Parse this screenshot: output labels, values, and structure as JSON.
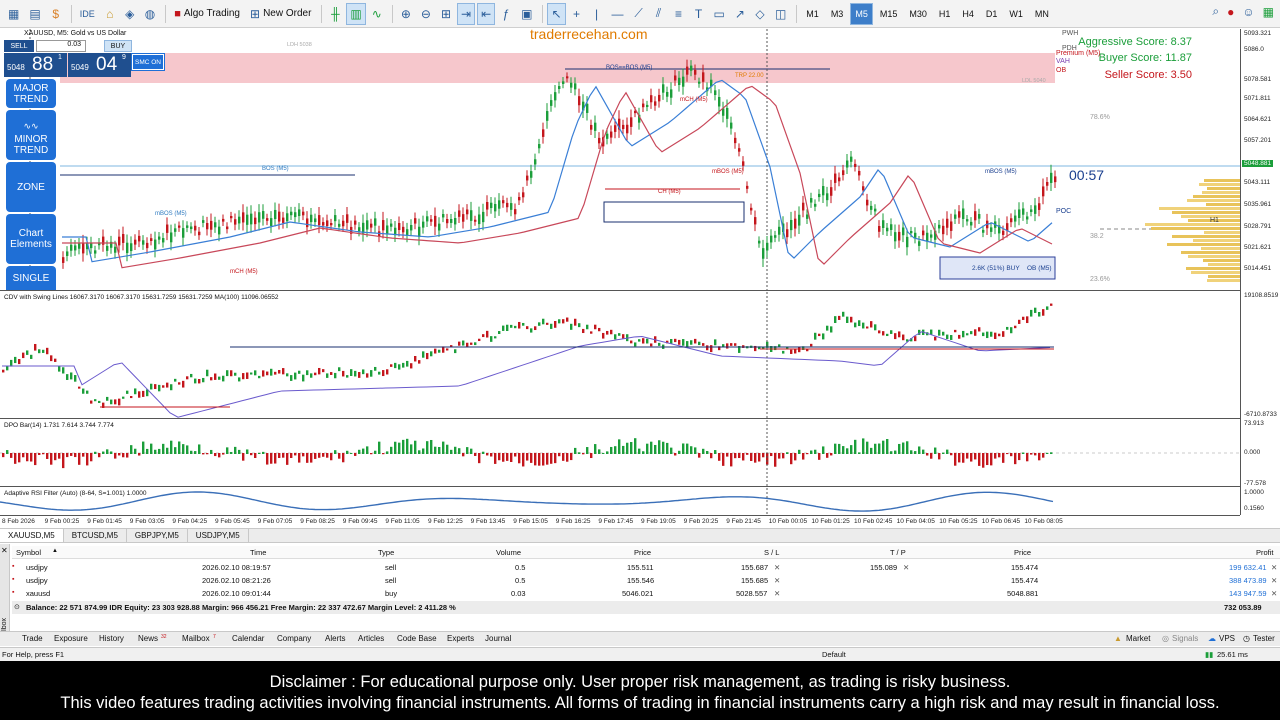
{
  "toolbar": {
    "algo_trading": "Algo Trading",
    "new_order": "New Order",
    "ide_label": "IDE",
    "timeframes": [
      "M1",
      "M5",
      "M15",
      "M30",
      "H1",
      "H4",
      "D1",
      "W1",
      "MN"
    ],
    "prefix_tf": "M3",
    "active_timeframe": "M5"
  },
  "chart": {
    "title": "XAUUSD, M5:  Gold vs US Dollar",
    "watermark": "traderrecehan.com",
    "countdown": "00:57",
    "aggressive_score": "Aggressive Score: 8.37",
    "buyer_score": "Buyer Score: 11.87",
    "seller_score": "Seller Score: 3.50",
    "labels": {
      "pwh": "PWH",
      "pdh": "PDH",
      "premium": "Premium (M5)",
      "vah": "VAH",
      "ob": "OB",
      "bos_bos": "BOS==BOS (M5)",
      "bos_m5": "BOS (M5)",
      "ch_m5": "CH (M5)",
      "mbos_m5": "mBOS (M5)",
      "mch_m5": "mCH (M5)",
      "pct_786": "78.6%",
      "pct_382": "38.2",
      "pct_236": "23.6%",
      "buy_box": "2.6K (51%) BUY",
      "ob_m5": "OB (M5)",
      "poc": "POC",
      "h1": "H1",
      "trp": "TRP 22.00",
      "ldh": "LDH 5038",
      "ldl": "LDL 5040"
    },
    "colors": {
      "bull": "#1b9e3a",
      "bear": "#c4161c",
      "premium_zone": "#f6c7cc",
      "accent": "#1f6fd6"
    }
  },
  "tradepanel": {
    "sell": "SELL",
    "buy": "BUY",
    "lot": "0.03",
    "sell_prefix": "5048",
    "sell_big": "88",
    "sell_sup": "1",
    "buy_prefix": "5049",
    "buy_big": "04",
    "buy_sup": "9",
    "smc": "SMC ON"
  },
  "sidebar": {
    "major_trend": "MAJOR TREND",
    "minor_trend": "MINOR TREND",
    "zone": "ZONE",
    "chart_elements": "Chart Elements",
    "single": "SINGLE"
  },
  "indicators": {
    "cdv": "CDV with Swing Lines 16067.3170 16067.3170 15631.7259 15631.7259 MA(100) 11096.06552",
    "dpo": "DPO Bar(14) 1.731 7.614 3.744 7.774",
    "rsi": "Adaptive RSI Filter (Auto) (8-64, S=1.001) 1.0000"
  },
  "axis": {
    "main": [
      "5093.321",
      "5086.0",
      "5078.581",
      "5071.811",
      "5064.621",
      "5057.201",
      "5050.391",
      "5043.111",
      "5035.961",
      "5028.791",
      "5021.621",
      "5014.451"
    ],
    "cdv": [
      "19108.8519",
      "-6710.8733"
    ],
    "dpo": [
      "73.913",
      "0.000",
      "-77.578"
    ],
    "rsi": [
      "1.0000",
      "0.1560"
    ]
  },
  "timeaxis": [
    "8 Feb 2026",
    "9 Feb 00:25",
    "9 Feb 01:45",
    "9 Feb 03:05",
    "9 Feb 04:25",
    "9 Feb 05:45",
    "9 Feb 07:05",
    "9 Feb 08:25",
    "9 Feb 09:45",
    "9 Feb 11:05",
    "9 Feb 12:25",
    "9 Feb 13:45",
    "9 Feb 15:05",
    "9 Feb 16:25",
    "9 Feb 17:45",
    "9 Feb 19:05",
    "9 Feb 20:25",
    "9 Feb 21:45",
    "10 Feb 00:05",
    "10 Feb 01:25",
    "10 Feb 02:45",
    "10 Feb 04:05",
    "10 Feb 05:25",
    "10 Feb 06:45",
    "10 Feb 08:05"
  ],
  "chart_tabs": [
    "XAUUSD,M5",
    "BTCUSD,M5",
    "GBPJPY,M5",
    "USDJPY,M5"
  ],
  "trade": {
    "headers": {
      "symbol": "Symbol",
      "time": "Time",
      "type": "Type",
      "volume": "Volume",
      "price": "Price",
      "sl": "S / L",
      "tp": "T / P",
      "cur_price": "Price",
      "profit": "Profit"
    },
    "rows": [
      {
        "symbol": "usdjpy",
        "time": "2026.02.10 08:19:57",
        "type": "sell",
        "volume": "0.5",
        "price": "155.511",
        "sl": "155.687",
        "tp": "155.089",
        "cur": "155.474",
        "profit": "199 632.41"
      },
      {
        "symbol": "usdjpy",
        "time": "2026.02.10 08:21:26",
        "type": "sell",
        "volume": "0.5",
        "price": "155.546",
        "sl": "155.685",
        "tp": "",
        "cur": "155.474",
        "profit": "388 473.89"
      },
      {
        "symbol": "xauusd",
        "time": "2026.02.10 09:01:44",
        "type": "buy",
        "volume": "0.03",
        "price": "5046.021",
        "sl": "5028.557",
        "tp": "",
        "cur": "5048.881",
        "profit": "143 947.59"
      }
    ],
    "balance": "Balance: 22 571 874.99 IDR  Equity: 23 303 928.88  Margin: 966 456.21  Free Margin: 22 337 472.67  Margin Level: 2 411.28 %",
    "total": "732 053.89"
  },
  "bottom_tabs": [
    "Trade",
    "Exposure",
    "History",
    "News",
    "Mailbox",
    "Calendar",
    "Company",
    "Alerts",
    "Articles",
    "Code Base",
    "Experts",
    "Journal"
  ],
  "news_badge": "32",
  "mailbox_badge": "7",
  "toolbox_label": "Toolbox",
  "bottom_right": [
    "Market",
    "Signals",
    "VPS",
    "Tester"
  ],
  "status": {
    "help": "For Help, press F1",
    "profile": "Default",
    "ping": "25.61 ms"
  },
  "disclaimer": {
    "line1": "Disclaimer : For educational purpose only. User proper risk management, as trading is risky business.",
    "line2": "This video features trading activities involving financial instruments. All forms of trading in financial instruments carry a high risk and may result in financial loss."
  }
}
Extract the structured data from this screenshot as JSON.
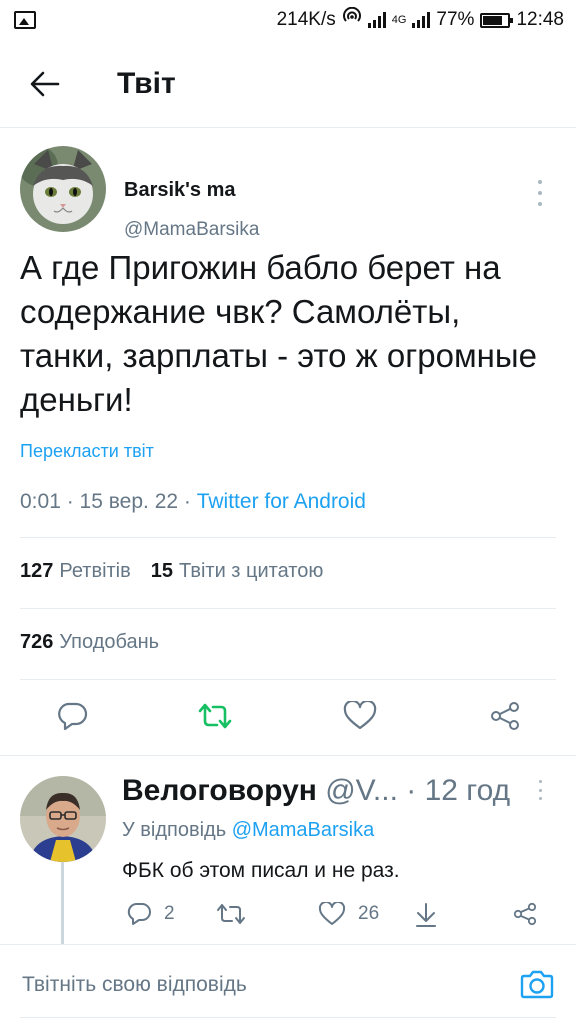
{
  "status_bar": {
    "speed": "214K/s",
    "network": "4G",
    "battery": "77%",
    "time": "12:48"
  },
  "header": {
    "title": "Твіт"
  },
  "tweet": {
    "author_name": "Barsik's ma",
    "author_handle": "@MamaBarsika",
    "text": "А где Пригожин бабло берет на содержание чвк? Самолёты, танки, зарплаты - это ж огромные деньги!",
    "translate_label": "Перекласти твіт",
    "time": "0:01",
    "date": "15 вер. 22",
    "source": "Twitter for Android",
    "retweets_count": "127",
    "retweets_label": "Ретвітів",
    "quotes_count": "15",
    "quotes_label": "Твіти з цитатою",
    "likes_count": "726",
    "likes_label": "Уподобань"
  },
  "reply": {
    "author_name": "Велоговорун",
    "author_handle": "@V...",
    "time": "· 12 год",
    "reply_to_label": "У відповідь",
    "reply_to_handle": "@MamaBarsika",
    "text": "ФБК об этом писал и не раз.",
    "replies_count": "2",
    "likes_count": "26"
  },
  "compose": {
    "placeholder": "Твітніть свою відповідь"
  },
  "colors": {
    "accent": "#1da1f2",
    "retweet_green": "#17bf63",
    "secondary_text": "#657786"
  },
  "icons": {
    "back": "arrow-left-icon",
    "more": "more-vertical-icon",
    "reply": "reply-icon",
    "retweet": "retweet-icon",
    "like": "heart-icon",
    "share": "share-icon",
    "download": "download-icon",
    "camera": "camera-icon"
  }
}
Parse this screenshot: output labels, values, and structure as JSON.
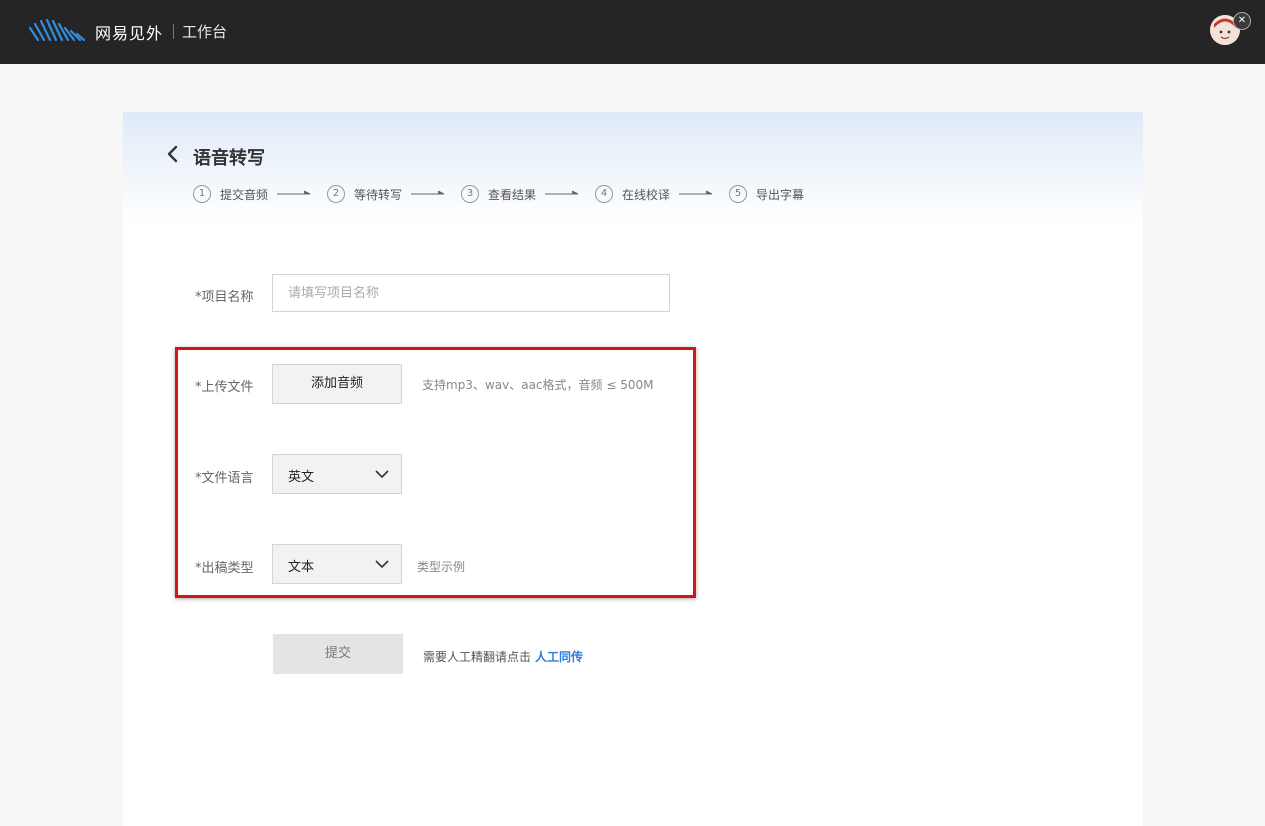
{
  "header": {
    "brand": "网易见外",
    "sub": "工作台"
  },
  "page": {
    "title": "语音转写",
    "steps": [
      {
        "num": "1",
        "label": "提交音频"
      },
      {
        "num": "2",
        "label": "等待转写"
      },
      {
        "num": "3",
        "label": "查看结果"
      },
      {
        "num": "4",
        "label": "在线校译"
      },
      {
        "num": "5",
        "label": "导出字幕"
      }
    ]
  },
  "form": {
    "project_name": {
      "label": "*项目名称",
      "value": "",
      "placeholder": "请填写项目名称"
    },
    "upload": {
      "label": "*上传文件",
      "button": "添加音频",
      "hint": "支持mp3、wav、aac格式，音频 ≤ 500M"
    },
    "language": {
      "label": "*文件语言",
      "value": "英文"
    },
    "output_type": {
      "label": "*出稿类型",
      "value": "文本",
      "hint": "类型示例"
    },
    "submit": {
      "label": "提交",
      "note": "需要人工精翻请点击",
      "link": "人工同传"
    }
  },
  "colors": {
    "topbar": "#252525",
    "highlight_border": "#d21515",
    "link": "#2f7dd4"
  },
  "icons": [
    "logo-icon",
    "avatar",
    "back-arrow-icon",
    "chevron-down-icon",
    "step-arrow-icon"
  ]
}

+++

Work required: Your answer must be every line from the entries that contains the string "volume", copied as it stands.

Written answer:
      "volume": "Volume",
        "volume": "0.5",
        "volume": "0.5",
        "volume": "0.03",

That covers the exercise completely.